ENTRIES SHOWN Block Start

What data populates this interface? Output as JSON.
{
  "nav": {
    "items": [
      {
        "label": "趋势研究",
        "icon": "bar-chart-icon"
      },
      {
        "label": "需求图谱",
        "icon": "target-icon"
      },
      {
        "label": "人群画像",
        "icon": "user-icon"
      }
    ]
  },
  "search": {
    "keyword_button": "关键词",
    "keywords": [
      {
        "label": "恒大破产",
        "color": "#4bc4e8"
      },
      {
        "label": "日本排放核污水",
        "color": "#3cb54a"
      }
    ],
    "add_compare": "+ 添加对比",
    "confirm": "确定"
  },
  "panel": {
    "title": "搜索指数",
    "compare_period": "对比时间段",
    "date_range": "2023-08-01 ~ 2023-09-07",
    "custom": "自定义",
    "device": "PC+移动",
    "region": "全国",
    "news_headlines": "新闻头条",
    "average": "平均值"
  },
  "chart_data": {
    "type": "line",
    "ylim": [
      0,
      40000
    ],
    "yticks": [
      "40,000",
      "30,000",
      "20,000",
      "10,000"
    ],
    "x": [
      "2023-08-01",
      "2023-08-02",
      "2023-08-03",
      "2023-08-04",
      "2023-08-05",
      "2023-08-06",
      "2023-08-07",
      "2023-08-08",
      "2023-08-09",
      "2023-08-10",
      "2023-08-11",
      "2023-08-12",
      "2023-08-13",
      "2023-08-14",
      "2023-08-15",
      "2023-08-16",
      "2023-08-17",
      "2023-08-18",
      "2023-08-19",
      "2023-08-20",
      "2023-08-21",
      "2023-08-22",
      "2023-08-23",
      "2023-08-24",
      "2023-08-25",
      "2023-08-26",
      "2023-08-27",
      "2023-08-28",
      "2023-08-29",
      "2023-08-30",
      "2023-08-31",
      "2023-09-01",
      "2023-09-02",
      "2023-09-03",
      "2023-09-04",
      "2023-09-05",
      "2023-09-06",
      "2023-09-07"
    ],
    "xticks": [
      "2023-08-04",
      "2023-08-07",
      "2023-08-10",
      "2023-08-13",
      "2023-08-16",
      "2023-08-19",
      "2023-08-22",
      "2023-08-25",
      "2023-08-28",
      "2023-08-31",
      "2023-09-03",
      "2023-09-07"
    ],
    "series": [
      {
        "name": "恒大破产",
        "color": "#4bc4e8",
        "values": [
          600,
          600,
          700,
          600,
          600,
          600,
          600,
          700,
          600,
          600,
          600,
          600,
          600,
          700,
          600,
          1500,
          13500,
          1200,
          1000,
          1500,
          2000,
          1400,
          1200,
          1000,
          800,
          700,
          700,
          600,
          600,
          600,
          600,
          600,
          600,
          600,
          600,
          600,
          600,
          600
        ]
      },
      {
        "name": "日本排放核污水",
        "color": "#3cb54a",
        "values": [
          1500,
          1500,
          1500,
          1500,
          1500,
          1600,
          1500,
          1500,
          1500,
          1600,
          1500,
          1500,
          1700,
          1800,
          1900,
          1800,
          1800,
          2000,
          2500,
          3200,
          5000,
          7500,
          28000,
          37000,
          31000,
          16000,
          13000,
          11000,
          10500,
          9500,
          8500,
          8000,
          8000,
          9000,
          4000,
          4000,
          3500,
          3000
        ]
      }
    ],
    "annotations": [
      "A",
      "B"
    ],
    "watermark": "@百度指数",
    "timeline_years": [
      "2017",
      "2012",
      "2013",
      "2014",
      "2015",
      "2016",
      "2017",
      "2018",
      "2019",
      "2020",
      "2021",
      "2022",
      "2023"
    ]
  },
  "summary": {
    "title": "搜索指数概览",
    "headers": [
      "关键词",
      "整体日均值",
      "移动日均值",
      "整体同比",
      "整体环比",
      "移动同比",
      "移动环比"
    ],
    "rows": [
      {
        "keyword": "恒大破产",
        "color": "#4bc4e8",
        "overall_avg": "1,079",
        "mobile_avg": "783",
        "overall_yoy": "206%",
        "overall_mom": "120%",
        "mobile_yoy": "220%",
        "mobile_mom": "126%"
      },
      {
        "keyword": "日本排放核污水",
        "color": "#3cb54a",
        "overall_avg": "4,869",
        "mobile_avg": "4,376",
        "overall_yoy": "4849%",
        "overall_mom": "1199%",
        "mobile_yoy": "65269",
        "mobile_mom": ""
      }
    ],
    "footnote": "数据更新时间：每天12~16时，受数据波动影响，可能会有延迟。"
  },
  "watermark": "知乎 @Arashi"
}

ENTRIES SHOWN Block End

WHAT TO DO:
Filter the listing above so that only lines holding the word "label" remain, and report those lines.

REPLY TO THE TASK:
        "label": "趋势研究",
        "label": "需求图谱",
        "label": "人群画像",
        "label": "恒大破产",
        "label": "日本排放核污水",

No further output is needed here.